- Author Bio
In this perceptive retelling of The Iliad, a young Greek teacher draws on the enduring power of myth to help her students cope with the terrors of Nazi occupation.
Bombs fall over a Greek village during World War II, and a teacher takes her students to a cave for shelter. There she tells them about another war—when the Greeks besieged Troy. Day after day, she recounts how the Greeks suffer from thirst, heat, and homesickness, and how the opponents meet—army against army, man against man. Helmets are cleaved, heads fly, blood flows. And everything had begun when Prince Paris of Troy fell in love with King Menelaus of Sparta’s wife, the beautiful Helen, and escaped with her to his homeland. Now Helen stands atop the city walls to witness the horrors set in motion by her flight. When her current and former loves face each other in battle, she knows that, whatever happens, she will be losing.
Theodor Kallifatides provides remarkable psychological insight in his version of The Iliad, downplaying the role of the gods and delving into the mindsets of its mortal heroes. Homer’s epic comes to life with a renewed urgency that allows us to experience events as though firsthand, and reveals timeless truths about the senselessness of war and what it means to be human.
Story Locale: Greece
Marketing: Reading group outreach
Academic marketing high school and university teachers, NCTE
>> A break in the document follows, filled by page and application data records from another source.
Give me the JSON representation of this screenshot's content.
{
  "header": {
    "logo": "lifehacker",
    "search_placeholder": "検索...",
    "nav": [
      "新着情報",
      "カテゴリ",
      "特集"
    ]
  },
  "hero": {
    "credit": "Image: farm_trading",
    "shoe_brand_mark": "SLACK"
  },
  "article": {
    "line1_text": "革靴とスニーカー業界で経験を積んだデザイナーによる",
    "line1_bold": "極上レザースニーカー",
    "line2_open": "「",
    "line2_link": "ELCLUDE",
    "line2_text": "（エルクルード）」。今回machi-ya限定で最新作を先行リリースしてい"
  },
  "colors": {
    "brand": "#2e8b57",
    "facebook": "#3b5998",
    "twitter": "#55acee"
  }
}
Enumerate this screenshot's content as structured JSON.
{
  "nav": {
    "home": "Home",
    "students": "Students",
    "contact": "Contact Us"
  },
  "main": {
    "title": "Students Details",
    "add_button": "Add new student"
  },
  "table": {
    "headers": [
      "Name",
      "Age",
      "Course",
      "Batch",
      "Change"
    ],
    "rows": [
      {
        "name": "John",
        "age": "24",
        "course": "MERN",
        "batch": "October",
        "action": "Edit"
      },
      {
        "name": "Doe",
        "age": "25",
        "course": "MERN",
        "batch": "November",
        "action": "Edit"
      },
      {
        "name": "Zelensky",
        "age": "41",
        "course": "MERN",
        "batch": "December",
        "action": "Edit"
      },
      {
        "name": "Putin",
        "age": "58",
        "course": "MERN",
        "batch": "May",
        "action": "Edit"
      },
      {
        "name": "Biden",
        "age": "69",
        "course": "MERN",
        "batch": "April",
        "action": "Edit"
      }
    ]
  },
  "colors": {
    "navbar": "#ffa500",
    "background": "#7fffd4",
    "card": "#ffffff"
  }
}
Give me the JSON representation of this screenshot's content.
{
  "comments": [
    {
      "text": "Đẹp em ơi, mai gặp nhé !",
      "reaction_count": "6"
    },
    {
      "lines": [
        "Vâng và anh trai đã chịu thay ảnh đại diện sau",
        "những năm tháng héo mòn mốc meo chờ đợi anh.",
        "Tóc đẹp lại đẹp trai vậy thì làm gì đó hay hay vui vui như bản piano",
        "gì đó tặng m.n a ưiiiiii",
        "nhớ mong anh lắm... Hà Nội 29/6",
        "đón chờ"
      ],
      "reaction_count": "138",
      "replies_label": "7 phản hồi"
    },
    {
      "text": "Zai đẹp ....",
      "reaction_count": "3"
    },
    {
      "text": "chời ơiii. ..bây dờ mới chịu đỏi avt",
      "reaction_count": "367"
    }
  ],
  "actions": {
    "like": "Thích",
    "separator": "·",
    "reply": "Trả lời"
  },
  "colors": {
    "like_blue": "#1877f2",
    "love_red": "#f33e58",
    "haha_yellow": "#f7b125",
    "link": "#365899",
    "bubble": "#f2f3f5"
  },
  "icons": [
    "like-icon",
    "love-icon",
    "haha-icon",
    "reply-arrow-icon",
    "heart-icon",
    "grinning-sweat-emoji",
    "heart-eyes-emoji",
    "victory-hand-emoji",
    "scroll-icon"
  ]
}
Goodreads giveaways and promotion
DRCs available on Edelweiss
Online and social media advertising
Publicity: Serialization outreach to literary interest (Tin House, Believer, Poets & Writers) and bloggers (The Millions, The Rumpus).
National review, feature campaign to long-lead magazines (Tin House, Believer, Freeman’s), weeklies (NYTBR, New Yorker) daily publications (NYT, LA Times, WSJ)
Review and feature outreach to translation, ancient history & Greece, WWII and literary outlets
National and local radio outreach, including NPR shows
Website/blog review and feature coverage
“Kallifatides has done a splendid job of retelling The Iliad…[The Siege of Troy] possesses the elegance and eloquence of simplicity. It’s a lovely introduction to Homer’s original.” —Booklist
“An enigmatic teacher brings the Trojan War to unforgettable life, while her private ambiguity provides a compelling counterpoint to this concise and powerful novel.” —Shelf Awareness
“Violent and poetic, with memorable psychological depth…Kallifatides’s reworking of Homer’s epic provides an intriguing take on the human dimension of the myth and strikes a rich, resonant note.” —Publishers Weekly
“A unique retelling of The Iliad…This is a wonderful novel.” —Boston Globe, Most Anticipated Books of the Season
Praise for Another Life:
“Kallifatides has written an unusual and refreshing memoir…A fascinating look into a prolific author’s mind, especially welcome since there have not been enough English translations of his books.” —Kirkus Reviews
“The work of Greek-born Swedish writer Theodor Kallifatides is not widely known in the United States. But based on the merits of his charming, late-life memoir…that shameful wrong needs to be righted. Slender in size, yet anything but slight in scope, this inviting meditation on age, writing and sense of place, beautifully translated into English by Marlaine Delargy, is witty, profound and thoroughly captivating…[an] exquisite book.” —BookPage
“In his elegiac, tender meditation on migrations, both geographic and psychic—from one country to another, from one language to another, from youth to old age, from the time of the present to memories of the past—Kallifatides offers his reader a personal politics of the human.” —Siri Hustvedt, author of The Blazing World